(Data records)
-- -- --
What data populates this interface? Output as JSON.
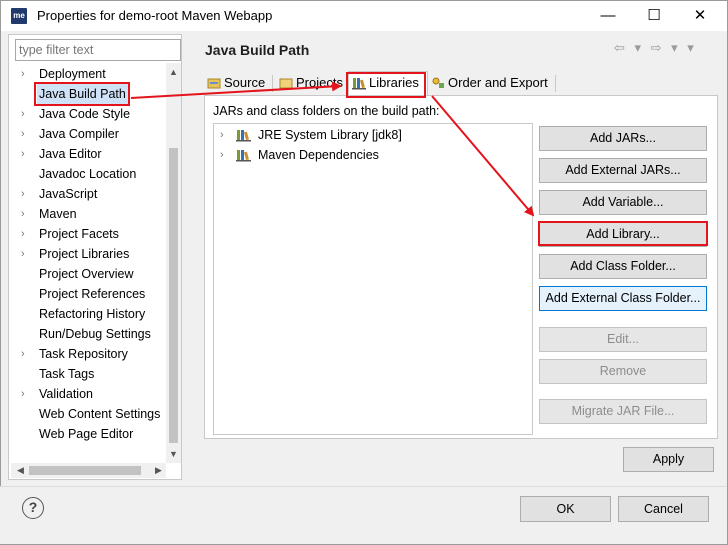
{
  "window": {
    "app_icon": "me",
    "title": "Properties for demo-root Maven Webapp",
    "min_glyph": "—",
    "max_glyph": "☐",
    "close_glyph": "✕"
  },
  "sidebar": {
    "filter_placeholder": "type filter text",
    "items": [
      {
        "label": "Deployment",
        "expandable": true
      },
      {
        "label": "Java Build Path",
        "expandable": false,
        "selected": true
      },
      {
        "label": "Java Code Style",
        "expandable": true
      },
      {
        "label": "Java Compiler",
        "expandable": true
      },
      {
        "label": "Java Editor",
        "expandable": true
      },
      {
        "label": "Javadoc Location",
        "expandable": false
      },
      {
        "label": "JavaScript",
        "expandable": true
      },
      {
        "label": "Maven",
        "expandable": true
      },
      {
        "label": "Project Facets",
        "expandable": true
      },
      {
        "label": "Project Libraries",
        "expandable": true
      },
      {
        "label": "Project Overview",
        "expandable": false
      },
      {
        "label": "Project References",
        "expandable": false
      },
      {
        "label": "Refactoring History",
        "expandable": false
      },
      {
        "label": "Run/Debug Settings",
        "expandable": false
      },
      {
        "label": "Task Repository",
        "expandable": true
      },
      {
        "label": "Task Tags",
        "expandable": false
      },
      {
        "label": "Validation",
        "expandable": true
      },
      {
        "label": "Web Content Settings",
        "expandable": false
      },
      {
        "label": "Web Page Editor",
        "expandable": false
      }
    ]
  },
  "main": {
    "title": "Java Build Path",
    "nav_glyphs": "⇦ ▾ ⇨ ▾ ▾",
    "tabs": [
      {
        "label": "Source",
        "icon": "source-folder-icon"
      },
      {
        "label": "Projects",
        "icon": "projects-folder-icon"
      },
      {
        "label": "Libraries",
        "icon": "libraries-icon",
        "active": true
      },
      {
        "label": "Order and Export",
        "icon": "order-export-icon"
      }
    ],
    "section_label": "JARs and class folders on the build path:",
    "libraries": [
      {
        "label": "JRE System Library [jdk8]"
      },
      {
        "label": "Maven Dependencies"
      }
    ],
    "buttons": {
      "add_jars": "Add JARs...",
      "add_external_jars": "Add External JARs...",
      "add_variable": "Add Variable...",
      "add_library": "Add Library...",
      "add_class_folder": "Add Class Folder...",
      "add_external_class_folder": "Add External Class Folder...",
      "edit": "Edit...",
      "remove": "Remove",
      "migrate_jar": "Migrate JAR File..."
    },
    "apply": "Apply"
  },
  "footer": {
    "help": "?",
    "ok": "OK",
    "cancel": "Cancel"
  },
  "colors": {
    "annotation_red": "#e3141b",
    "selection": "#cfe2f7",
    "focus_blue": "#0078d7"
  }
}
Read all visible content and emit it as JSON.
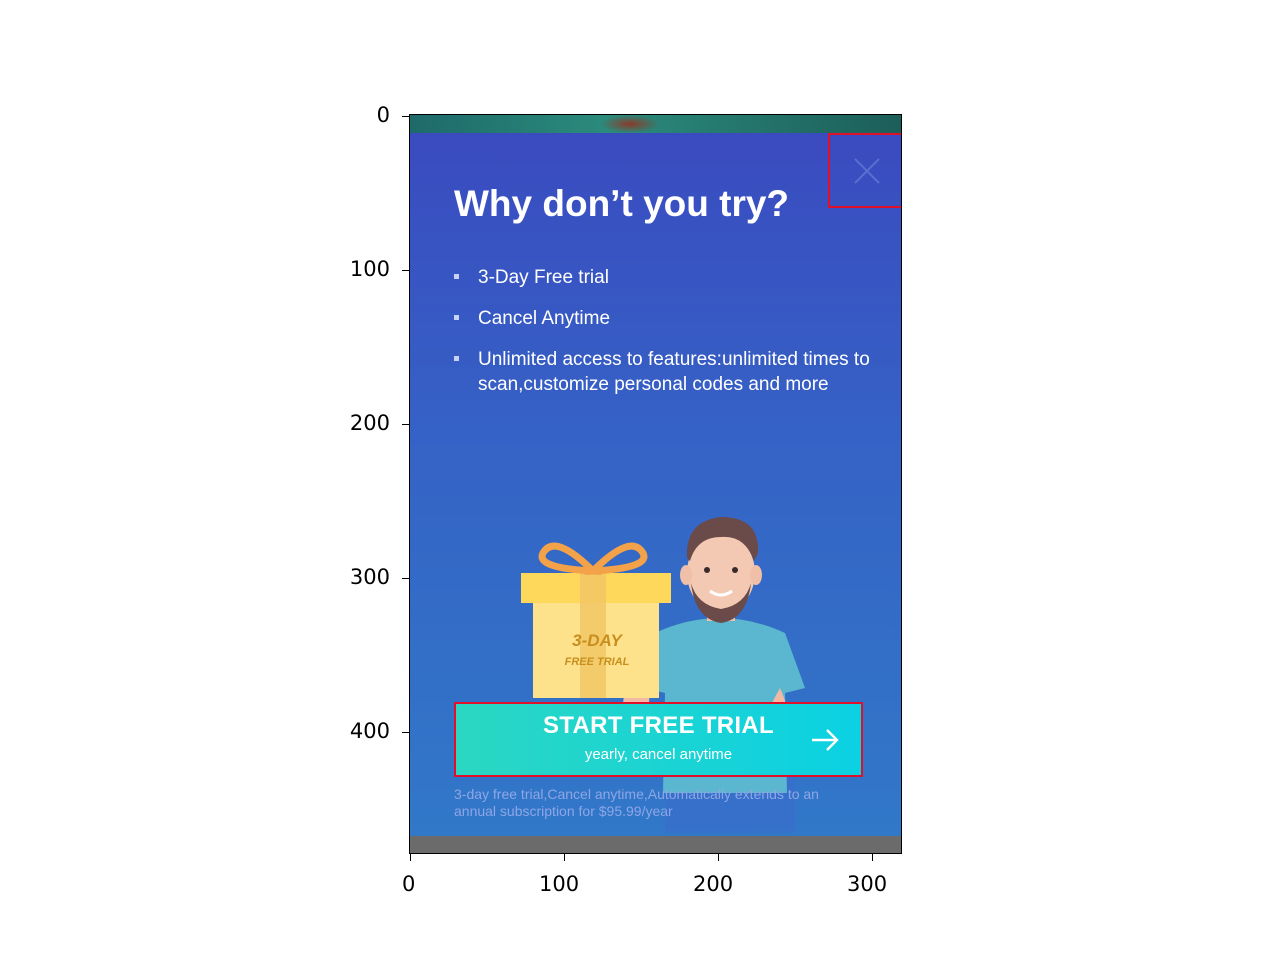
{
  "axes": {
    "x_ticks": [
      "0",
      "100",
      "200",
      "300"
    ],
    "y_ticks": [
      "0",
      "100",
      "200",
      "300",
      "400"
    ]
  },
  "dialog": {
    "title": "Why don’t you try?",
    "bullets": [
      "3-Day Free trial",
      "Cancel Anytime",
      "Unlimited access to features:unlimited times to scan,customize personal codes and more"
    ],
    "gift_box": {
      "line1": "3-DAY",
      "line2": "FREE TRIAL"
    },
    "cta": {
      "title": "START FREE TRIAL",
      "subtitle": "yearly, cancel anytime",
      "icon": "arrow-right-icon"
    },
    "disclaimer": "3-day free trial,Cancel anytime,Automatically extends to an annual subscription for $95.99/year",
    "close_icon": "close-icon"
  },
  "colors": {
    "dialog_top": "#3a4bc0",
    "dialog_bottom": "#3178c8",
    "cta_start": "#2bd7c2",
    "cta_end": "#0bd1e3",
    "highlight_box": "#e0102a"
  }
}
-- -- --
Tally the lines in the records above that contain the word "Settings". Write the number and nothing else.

2